* **TASK TO COMPLETE**
Below are the records; tally the lines that include "screenshot" and report only the total.

* **PROVIDED DATA**
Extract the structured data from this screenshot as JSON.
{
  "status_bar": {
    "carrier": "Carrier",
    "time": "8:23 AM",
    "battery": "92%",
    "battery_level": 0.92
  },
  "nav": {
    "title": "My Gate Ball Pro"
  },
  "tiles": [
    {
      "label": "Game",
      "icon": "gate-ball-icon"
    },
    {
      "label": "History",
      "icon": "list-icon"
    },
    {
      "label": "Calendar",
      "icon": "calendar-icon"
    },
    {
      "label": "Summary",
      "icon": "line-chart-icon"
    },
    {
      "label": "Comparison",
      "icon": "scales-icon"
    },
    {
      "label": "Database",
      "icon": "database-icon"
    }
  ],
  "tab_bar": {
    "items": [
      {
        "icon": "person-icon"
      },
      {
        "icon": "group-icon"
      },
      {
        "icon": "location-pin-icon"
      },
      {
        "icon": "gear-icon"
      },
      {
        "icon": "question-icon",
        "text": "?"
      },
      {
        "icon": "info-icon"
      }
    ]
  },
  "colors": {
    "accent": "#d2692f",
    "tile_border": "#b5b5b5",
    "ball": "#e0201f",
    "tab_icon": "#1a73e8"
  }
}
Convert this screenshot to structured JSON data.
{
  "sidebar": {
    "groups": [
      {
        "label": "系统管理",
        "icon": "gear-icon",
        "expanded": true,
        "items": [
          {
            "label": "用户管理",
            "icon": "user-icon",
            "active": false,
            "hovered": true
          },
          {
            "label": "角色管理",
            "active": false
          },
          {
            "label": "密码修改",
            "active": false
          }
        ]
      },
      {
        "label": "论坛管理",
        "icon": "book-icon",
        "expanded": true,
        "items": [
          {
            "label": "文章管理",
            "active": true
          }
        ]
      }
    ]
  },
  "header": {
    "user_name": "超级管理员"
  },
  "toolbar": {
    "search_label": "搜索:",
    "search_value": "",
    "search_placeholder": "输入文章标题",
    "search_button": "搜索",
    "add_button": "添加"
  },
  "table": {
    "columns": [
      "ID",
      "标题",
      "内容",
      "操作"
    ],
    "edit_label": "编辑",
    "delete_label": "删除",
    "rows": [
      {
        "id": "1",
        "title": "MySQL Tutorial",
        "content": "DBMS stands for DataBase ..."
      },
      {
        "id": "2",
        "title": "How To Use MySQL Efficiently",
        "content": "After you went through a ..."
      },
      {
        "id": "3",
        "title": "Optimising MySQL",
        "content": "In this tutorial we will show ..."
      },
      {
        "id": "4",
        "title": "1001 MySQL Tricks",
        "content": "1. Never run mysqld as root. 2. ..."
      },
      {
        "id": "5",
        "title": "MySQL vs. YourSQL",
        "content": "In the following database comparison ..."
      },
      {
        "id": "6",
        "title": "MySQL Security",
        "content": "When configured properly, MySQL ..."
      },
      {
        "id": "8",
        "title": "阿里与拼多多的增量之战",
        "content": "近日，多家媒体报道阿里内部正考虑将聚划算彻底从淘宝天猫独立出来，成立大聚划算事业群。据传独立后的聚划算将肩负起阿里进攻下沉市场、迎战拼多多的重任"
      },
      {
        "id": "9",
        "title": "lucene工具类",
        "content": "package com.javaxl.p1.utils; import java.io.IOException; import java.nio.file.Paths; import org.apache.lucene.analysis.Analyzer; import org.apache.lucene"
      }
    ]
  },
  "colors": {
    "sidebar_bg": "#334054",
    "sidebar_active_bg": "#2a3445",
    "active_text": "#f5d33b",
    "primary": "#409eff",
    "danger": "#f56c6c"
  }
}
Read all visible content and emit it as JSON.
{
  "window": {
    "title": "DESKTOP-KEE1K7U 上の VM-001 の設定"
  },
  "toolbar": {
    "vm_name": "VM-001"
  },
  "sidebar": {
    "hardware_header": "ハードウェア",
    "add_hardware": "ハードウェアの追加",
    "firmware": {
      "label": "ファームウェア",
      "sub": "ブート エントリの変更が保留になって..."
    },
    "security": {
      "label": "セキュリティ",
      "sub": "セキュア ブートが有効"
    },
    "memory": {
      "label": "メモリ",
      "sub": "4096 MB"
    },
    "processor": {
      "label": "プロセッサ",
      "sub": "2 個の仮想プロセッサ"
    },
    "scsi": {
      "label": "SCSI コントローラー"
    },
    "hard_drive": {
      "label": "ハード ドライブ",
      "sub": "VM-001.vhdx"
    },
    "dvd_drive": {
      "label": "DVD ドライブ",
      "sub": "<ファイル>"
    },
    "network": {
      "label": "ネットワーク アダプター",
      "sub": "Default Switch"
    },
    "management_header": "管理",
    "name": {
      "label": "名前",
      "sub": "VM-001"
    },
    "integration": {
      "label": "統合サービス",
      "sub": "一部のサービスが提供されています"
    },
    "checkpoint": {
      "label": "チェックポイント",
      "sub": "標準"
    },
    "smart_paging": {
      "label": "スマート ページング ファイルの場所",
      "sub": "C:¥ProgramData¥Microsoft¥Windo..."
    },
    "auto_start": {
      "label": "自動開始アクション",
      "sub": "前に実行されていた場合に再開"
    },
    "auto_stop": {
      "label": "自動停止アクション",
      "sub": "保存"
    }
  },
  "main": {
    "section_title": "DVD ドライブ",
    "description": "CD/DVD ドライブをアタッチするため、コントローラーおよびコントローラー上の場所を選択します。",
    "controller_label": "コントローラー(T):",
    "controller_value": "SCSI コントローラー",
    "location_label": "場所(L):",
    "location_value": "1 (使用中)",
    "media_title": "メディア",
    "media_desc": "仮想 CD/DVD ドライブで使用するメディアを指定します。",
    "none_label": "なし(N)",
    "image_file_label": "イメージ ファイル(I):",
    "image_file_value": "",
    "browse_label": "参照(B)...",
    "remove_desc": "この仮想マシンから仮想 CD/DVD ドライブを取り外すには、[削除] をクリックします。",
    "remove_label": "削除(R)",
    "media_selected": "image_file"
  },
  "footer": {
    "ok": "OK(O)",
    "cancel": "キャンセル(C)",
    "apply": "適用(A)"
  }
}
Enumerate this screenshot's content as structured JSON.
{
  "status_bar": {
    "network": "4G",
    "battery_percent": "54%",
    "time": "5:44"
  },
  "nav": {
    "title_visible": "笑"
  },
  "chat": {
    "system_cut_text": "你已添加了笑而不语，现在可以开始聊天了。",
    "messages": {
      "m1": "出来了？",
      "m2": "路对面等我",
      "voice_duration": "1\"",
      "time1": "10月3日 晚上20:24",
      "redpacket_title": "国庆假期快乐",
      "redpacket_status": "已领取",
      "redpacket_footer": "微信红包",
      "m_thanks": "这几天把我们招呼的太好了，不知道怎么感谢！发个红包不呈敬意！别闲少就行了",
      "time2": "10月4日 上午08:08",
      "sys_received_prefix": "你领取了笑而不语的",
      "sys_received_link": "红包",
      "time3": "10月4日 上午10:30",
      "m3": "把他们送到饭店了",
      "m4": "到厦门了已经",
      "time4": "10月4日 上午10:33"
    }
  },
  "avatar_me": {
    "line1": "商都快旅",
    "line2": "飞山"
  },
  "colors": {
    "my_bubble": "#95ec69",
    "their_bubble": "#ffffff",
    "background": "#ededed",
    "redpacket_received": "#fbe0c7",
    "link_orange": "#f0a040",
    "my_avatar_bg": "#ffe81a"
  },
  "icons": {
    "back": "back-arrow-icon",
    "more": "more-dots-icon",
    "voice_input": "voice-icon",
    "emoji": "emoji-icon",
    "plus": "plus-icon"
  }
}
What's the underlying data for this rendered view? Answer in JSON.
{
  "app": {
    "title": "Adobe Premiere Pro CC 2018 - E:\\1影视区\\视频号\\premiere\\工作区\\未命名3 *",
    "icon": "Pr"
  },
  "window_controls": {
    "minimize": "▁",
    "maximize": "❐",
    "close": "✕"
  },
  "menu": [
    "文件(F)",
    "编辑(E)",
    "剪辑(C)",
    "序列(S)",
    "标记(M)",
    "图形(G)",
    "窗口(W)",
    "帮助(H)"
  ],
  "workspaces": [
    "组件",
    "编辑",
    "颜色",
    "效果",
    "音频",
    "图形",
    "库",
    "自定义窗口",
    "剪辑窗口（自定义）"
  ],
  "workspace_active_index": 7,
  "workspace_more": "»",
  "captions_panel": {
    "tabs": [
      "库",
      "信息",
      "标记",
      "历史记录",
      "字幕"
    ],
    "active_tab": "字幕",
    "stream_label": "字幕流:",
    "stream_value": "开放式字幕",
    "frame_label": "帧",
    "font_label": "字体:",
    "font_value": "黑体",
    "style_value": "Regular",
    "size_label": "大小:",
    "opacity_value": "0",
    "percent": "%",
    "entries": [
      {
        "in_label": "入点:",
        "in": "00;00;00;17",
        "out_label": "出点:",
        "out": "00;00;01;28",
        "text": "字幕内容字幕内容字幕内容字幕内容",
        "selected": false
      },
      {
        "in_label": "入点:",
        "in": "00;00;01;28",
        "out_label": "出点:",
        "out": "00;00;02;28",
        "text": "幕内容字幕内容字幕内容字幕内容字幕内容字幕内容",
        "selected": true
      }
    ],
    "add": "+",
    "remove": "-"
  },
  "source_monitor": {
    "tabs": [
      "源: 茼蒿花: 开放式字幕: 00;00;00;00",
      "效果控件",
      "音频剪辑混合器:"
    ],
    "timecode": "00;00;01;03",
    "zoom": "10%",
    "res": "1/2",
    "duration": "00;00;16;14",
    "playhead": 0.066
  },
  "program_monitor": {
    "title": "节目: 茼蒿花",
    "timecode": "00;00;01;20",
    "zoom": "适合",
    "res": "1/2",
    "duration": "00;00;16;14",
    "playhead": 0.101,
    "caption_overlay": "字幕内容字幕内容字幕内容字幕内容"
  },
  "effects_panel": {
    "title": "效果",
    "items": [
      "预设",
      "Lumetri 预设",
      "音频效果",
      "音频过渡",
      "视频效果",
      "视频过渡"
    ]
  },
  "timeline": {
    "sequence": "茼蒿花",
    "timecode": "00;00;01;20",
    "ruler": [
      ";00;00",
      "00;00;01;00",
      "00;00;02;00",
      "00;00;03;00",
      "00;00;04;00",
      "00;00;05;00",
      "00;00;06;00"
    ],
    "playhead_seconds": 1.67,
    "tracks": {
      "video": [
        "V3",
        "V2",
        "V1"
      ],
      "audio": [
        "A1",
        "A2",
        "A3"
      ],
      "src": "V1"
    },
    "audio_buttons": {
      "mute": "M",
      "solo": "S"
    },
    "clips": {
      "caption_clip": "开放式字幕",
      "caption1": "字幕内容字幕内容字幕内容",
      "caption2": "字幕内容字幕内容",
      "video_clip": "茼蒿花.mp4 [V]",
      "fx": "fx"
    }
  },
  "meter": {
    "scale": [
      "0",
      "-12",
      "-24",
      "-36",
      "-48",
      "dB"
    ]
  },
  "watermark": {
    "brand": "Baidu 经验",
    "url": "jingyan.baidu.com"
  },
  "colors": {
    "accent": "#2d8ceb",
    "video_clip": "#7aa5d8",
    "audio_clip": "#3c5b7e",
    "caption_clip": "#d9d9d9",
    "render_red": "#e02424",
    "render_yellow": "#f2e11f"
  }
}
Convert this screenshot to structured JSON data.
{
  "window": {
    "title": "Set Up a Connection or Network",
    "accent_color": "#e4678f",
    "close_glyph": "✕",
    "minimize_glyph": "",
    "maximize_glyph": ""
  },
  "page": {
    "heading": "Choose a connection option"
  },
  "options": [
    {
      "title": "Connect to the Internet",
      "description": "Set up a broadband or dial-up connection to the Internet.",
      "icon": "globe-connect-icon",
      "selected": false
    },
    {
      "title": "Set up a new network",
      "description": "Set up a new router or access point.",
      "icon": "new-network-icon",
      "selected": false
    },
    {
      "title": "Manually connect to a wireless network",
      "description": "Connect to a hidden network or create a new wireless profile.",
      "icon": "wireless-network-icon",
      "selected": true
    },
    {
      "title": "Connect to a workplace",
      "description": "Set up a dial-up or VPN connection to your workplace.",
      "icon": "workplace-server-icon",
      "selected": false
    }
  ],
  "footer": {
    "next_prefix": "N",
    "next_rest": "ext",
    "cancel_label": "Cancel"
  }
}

* **YOUR RESPONSE**
4